World War II was a time when Jews were trying to get out of Germany as quickly as possible. Many places were not welcoming of them and finding refuge was hard to come by. Since the Nazi government declared large massacres against the Jews, they really had no way out.
In the late 1930’s, a cigar manufacturer from Cincinnati named Alex Frieder was residing in the Philippines. After seeing Jewish refugees stranded at the ports of the Philippines, he and his three brothers created the Jewish Refugee Committee. Frieder and his brothers convinced their close friend, first Commonwealth of the Philippines president, Manuel L. Quezon, to allow these refugees the right to obtain a passport and a visa to enter the Philippines. This resulted in 1,200 German and Austrian Jewish refugees residing in the Philippines.
During the era of the Philippine Commonwealth (1935-1946), many Jewish refugees from Europe safely found shelter in Manila. These Jewish refugees that escaped from Europe marked the last major immigration of Jews to the Philippines. Before World War II, there were signs of Jewish people from the Jews of Spain. Jewish people in the Philippines traced back to the 16th century even. The first Jews that arrived in the Philippines around this time were Shanghai Jews. Later, the German Jews found protection in Manila, and word got back to The Refugee Economic Corporation in New York. This led to the distribution of relief through funds from the American Jewish community to the German Jews in Manila.
A lot of discussion went between the Refugee Economic Corporation (REC) and the High Commissioner of the Philippines, McNutt, inquiring the allowance of these German Jewish families to settle in the Philippines. McNutt and the Commonwealth officials were sympathetic and allowed the REC to work with the Commonwealth in aiding these Jewish refugees. Commissioner McNutt only wanted the best for the Philippines so future immigration plans were changed to receive refugees that helped to the overall well being of the country.
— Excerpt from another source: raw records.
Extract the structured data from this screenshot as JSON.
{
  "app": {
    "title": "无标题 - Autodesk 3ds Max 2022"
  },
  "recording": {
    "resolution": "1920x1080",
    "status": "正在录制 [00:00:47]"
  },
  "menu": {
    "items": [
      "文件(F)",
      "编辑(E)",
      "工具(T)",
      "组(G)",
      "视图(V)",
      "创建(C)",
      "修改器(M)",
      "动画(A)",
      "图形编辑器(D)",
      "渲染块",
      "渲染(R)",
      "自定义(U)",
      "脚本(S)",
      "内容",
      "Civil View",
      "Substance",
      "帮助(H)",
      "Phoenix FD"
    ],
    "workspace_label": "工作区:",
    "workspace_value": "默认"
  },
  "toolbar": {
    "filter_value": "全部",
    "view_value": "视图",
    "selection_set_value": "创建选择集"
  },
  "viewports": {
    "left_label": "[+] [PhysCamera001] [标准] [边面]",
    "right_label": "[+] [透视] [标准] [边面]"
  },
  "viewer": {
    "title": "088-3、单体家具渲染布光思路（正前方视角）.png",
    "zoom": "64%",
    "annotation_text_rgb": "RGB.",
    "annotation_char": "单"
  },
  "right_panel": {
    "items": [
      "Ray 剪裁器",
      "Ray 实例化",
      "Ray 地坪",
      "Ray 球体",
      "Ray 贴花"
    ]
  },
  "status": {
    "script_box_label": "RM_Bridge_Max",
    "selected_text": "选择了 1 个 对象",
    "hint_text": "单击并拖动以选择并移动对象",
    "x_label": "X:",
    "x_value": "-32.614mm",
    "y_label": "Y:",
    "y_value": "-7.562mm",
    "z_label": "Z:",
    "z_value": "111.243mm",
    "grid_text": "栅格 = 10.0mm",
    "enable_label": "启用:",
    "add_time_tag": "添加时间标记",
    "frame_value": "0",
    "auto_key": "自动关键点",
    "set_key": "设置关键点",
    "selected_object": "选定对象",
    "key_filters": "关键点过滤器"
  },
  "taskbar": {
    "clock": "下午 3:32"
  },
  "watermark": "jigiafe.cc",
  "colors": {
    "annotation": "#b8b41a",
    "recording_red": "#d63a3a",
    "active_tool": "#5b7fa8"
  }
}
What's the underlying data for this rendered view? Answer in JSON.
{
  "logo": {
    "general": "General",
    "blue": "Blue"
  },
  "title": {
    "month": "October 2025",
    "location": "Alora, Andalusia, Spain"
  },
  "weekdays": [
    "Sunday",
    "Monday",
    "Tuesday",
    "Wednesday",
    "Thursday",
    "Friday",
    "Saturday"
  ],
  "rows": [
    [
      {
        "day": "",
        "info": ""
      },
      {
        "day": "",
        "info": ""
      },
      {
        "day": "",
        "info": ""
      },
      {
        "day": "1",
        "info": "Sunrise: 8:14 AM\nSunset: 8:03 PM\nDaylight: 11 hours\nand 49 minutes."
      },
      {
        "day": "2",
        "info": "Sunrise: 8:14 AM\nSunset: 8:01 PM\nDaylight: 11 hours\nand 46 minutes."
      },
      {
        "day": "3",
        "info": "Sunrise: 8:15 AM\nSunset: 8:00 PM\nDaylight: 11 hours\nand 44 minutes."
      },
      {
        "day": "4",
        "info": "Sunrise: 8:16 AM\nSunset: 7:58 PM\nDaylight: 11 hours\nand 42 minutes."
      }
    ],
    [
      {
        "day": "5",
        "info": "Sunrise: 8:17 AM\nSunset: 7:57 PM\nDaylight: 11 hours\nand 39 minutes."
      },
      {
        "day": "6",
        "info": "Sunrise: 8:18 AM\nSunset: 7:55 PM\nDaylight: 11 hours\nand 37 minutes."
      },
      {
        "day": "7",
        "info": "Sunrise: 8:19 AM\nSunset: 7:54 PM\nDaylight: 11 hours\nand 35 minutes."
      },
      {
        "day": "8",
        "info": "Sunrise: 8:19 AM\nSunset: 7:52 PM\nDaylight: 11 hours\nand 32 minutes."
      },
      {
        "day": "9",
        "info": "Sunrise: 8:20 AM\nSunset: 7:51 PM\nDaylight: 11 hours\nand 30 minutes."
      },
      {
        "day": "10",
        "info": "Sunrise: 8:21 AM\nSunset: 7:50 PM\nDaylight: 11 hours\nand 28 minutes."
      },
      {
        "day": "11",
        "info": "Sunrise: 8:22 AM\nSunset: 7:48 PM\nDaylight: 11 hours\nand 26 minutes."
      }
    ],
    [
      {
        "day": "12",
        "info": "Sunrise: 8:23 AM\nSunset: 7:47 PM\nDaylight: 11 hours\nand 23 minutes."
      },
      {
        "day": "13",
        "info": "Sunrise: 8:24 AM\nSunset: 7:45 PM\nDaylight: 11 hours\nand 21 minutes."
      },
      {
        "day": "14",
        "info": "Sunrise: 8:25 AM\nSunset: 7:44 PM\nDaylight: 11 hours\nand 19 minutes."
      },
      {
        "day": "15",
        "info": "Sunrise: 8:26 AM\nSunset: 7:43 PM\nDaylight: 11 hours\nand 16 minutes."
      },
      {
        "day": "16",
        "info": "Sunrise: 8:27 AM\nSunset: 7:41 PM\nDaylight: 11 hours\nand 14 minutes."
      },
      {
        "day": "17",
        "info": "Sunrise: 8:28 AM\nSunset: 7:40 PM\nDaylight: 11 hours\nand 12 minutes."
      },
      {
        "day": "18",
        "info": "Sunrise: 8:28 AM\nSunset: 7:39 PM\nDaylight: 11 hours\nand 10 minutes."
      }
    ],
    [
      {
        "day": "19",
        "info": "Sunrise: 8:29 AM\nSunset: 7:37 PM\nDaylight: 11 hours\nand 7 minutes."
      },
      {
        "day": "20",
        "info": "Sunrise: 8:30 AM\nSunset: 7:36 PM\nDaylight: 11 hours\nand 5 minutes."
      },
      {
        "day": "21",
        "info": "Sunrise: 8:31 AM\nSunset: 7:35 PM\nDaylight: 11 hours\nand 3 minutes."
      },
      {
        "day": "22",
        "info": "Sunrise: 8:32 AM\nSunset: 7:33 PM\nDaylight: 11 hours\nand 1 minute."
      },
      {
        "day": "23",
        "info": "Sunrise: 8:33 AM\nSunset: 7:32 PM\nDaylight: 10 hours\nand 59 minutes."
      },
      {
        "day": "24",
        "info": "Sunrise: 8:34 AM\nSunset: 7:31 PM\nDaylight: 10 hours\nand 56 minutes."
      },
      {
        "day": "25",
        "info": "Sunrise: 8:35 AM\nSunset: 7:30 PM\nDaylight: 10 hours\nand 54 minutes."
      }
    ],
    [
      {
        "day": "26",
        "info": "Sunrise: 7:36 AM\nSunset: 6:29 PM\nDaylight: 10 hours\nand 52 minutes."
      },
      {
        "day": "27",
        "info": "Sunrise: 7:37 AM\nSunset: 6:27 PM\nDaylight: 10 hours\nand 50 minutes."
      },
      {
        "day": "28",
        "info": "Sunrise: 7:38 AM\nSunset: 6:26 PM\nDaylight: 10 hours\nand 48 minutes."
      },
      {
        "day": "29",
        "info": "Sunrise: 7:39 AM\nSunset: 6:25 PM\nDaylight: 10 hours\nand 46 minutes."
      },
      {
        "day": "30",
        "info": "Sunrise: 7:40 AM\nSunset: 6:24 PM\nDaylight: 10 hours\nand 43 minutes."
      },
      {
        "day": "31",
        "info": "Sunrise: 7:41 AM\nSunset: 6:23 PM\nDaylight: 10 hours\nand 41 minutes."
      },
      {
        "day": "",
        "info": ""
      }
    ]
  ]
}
After much debate and compromise, the first wave of immigrants that came under the McNutt-Frieder program arrived in Manila in September of 1938. With this first wave of immigration was the arrival of a German Rabbi. He was the first ordained rabbi to ever reside in the Philippines. After this, the Jewish community in Manila received more families of immigrants and by May of 1939, the Philippine Jewish Community grew by 750 more refugees, resulting in a population over 1000 Jews in Manila.